My friend Joel Leidecker died in April. We had known each other for 63 years. We were fraternity brothers at the University of Washington, but he was younger and I didn’t know him well back then. We reconnected when he and wife Jody moved their family to Ketchum in the mid-1970s.
Their boys, Erik and Matt, were soon friends and classmates of my kids, Doug and Diana, and I remember when they were about 9 or 10 Doug and Erik roped up to climb a big boulder in the center of town. They’ve continued climbing and skiing and today Erik runs Sawtooth Mountain Guides and is helping Doug, a former Green Beret, get his mountain guide certification. Needless to say, their connection has endured.
The two families are different in many ways but share a number of interests. We skied and played tennis together and every spring for a number of years drove to Moab, Utah, to ride mountain bikes on its slickrock trails.
One of the differences is that Joel was a big-time bird hunter, so every fall he invited us to eat dead birds and swallow birdshot while he dedicated himself to shooting every last quail and sage hen in Idaho.
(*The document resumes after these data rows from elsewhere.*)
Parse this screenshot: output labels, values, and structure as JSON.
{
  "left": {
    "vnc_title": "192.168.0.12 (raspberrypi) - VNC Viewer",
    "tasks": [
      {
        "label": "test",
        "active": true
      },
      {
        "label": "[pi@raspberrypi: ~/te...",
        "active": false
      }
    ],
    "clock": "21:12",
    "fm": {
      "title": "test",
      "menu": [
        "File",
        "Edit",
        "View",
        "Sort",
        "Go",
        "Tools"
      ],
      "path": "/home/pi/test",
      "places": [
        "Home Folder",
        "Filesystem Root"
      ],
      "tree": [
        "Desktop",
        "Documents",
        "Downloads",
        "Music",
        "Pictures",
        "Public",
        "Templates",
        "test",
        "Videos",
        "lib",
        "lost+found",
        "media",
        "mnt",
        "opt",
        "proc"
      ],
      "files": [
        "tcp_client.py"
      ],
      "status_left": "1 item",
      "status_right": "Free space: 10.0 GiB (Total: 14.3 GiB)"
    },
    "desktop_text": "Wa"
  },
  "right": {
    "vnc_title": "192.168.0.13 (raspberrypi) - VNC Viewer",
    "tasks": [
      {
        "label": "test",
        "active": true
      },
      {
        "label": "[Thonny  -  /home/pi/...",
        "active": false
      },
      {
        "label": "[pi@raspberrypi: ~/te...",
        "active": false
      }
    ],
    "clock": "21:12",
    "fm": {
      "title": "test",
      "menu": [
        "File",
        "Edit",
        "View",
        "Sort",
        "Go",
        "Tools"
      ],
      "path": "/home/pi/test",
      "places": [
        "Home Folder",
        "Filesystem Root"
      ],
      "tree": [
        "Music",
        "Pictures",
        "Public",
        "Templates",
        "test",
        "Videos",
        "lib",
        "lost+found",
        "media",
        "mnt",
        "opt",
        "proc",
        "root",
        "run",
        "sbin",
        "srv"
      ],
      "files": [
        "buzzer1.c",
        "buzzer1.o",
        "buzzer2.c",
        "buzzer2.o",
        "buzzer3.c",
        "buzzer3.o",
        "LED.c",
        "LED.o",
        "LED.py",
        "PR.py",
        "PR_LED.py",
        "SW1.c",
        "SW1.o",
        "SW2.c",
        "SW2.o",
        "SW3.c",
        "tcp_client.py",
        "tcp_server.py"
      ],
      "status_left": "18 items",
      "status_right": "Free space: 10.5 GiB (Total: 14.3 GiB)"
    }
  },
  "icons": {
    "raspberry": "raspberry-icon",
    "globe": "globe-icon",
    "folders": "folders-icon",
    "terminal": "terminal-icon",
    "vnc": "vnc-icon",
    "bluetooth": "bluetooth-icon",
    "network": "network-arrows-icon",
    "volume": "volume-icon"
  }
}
Later on, Jody, an excellent rock climber, took Abby, by then my former wife, under her wing and helped improve her climbing skills at City of Rocks.
In 1982, Abby and I returned to Ketchum after several years in Berlin and we sold Joel our almost new VW Westphalia Camper. Bizarrely, for the next 20 years, our van functioned as his apartment in Santa Clara where, as Dr. Mindwrecker, he was a professor at the Leavey School of Business. If his lifestyle shaped his pedagogy, I’d guess he was teaching students how to succeed in business without really trying.
Last Saturday, Jody and her boys organized a cookout at Ketchum’s Rotary Park to celebrate Joel’s unusual and remarkable life. I couldn’t attend but sent Erik this recollection of Day 3 of our 18-day raft trip through the Grand Canyon with a group of old friends.
“The Perfect Run“
I’m sorry I couldn’t be with you, but want to share a memory of Joel and an event several of you were present for back in the day. It was the memorable “perfect run” on day 3 of our trip down the Colorado. We were just getting started and feeling high from our first two days on the river – great weather, great water, and creative river cuisine.
It looked like day 3 would be an easy one. The only Class IV rapids were at House Rock. Riverbrain.com, the guidebook used to help river runners navigate the rapids describes House Rock rapids as follows. “The river pushes towards the left wall across a sandbar at the top of the rapid. This creates a series of wave trains running down the left wall. Problem here is there is a very large hole at the bottom left of the rapid. Enter at the left of the rapid by the wall and pull right to miss the hole. House Rock rapid hole will easy flip any raft. This is considered one of the harder rapids in Marble Canyon.”
As a group, we scouted the rapids from above the sand bar river-right. Joel pronounced it a “piece of cake.” We’re primed for action. Jody’s riding aft, Joel’s the oarsman, and I’m upfront like Leonardo DiCaprio on the bow of the Titanic. Do you see what’s coming?
Great entry. Joel pulls hard right to avoid the wall. We catch the wave and accelerate. Mid-rapid Joel screams, “The Perfect Run” But…we’re a little left…a little too far left… and suddenly, very suddenly we swept into the hole and I’m under the raft traveling over the rocks in the dark at warp speed. I’m fine in the air pocket under the raft but I can hear people asking, “Is everyone OK?” “Where’s Jack?” No worries, as they say. Everyone is OK. I duck out from under and float downriver hanging on to the side of the raft. Jody and Joel swam to shore as soon as they’re past the whitewater. The other boaters managed to get the upturned raft to shore where we all collected ourselves.
Once on shore, with maximum effort, we managed to get the raft right side up. No injuries. Not even any bruises except to Joel’s ego. The only casualty is my guitar which was strapped to the top of our share of the 18-day load – food, camping gear, personal dry bags etc.
In preparation for the trip, I bought myself an Ovation fiberglass body guitar. I knew the trip would be tough on a classic wood guitar, but Ovations are famous for their durability. They’re almost impervious to damage. Beat ‘em kick ‘em resilient. Their only vulnerability is that they’re not solid fiberglass. The neck is made of wood and after mine dried out from the “perfect run” it took a slight right turn where the neck joins the body, and for the rest of the trip I could only play the three treble strings without a horrible buzzing sound from the other strings on the frets of the twisted neck.
The next 15 days are perfect, and on the last night the women boaters painted our toenails with gold glitter nail polish, and I played Country Roads on my buzzing guitar.
I’ll miss Joel. We haven’t seen each other for a few years, but he and Jody were always my good friends. I’ll miss knowing he’s not sleeping in my van now, but have my fingers crossed that he’s at the beginning of another “perfect run.” Hard right, Joel. Watch out for the hole.
RIP, my friend.